Despite lower prices and federal tax credits, researchers say affordability is the critical issue for EV adoption.
Electric Vehicle Charging
Posted at 4:03 PM, Feb 19, 2024
and last updated 2024-02-19 16:44:51-05

Getting gas-powered cars off the road and replaced with electric vehicles is proving to be quite a challenge.

The demand for EVs is losing momentum, while more consumers plan to stick with a traditional gasoline engine for their next car, according to Deloitte's 2024 Global Automotive Consumer Study.

"So last year, about 58 percent of people said that they were still married to the idea of an internal combustion engine," said Ryan Robinson, automotive research leader with Deloitte, "that's now rebounded to about 67 percent."

Let's remember why this matters.

The Biden administration wants 50 percent of all new vehicle sales to be electric by the year 2030, and automakers have invested billions in response.

Despite lower prices and federal tax credits, Robinson said affordability is the critical issue for EV adoption. He points to a huge disconnect between what consumers think they'll be paying for a new car, and what they may be forced to pay.

"We see that 80 percent of U.S. consumers are still expecting to pay less than $50,000 for their next vehicle," he said. "We're already there."

Halfway through 2023, the average new car buyer in the U.S. paid $48,334, according to Kelley Blue Book.

In addition to price, the study found consumers have other concerns about switching to an electric vehicle:

  • Driving range remains a key barrier
  • Availability of chargers
  • How long it takes to charge a vehicle

Robinson said the environment is a factor but not the top motivator for most consumers.

"It actually slots in as the number two concern, but it is overshadowed by and large by this idea that people are going to be saving tons of money on their fuel," he said. "That translates into the fact that moving towards an electric future has always been a pocketbook issue for consumers."

For now, some of the major automakers are increasingly meeting customers in the middle by shifting to lower-priced hybrid models.
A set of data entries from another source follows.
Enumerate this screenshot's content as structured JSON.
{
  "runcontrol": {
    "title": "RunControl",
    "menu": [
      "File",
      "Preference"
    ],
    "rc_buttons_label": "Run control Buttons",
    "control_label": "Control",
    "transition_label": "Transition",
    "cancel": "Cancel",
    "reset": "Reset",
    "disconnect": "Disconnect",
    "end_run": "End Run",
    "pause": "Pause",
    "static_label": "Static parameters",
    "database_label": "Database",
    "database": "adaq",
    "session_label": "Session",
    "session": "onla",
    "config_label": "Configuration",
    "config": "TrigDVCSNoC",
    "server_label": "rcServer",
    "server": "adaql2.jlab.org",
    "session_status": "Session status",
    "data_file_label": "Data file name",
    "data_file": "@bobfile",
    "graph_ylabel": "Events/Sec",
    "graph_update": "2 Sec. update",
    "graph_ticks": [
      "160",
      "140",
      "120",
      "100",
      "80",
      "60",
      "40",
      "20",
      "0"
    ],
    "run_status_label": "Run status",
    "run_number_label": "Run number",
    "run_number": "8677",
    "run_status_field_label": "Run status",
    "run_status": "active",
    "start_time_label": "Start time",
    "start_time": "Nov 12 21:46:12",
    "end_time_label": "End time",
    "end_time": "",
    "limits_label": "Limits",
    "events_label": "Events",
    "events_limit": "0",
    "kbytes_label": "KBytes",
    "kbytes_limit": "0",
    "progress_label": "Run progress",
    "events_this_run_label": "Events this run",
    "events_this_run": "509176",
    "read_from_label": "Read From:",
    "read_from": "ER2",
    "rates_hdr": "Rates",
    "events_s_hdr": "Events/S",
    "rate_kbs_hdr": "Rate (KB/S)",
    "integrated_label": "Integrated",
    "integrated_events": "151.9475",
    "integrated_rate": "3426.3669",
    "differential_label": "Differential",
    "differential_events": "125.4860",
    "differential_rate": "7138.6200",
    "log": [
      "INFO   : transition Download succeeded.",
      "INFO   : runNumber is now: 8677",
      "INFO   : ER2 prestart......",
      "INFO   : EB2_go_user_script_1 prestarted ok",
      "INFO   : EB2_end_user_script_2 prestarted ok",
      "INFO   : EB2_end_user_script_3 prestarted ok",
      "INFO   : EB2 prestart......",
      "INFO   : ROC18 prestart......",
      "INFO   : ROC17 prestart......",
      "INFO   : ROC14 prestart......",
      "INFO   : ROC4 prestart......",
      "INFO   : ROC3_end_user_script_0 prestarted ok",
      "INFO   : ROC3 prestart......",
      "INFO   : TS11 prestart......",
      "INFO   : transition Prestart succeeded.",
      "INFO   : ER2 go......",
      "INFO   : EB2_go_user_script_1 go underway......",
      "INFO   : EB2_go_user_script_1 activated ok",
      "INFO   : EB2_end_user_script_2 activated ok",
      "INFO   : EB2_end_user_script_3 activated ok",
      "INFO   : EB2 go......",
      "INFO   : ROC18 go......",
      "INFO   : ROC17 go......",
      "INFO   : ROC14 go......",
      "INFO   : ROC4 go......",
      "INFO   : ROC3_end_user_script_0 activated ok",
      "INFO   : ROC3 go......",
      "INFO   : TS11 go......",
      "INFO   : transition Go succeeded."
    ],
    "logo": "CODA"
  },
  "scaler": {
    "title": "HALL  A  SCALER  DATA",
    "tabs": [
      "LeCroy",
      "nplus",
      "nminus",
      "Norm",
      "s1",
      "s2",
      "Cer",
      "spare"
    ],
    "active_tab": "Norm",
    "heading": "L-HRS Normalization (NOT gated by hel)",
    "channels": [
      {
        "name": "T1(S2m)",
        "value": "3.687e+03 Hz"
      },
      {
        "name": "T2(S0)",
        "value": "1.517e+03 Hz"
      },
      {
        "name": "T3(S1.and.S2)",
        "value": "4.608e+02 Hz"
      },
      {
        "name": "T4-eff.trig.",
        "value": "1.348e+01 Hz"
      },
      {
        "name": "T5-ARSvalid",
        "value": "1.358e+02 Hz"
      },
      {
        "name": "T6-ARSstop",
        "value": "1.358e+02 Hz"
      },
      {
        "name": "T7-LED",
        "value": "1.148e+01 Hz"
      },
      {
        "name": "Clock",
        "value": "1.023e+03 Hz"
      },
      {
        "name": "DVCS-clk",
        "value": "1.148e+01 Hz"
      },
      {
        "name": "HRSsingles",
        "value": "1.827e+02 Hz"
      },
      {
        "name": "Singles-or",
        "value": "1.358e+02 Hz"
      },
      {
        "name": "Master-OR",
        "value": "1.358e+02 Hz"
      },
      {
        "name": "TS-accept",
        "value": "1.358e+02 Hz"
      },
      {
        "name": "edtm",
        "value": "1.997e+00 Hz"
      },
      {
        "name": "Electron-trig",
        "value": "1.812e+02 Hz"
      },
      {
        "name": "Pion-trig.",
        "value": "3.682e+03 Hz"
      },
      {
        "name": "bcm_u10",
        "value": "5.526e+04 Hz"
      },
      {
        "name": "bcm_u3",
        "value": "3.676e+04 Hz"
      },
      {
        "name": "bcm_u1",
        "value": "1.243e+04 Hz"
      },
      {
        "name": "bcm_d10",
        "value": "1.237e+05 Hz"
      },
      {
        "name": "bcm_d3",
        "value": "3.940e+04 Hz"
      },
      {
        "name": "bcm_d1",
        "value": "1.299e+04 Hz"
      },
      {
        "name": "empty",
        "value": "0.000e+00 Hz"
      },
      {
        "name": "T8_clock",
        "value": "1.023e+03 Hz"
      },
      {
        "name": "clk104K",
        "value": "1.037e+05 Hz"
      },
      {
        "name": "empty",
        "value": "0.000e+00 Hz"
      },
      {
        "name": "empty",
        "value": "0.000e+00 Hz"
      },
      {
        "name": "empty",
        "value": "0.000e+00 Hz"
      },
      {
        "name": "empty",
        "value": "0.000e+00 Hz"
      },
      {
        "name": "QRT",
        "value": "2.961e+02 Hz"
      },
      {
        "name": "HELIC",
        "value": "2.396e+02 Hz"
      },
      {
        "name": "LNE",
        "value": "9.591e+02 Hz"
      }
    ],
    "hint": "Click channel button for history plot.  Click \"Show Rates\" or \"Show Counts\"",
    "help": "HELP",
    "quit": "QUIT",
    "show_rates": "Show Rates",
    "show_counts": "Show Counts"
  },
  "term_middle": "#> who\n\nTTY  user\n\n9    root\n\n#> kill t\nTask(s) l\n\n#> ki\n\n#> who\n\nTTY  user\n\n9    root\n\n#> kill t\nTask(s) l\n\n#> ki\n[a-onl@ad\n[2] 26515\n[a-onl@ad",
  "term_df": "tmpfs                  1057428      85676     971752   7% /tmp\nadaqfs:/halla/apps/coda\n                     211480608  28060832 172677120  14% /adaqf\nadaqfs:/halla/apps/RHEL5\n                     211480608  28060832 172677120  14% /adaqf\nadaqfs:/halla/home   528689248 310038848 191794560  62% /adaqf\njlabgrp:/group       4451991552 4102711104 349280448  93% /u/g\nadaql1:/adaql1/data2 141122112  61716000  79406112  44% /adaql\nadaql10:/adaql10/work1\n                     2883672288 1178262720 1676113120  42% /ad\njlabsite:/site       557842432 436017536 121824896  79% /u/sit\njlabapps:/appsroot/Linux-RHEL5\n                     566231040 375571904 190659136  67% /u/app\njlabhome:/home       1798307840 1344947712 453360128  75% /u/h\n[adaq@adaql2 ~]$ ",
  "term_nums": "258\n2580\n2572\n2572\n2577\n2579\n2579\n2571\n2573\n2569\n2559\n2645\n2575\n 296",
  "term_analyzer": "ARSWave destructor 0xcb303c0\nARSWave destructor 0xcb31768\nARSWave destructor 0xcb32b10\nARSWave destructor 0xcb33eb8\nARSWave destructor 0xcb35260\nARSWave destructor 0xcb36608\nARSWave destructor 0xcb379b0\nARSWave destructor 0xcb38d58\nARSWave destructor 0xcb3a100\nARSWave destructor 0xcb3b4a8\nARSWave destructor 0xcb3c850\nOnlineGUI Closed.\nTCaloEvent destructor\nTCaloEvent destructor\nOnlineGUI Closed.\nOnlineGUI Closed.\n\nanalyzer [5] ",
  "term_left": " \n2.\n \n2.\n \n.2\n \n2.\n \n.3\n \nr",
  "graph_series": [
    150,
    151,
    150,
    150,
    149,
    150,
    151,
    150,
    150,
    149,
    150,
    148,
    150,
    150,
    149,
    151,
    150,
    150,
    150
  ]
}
Tesla has teased a more affordable $25,000 EV in production as early as 2025.

In January, the White House announced $623 million in grants to help build an electric vehicle charging network across the country.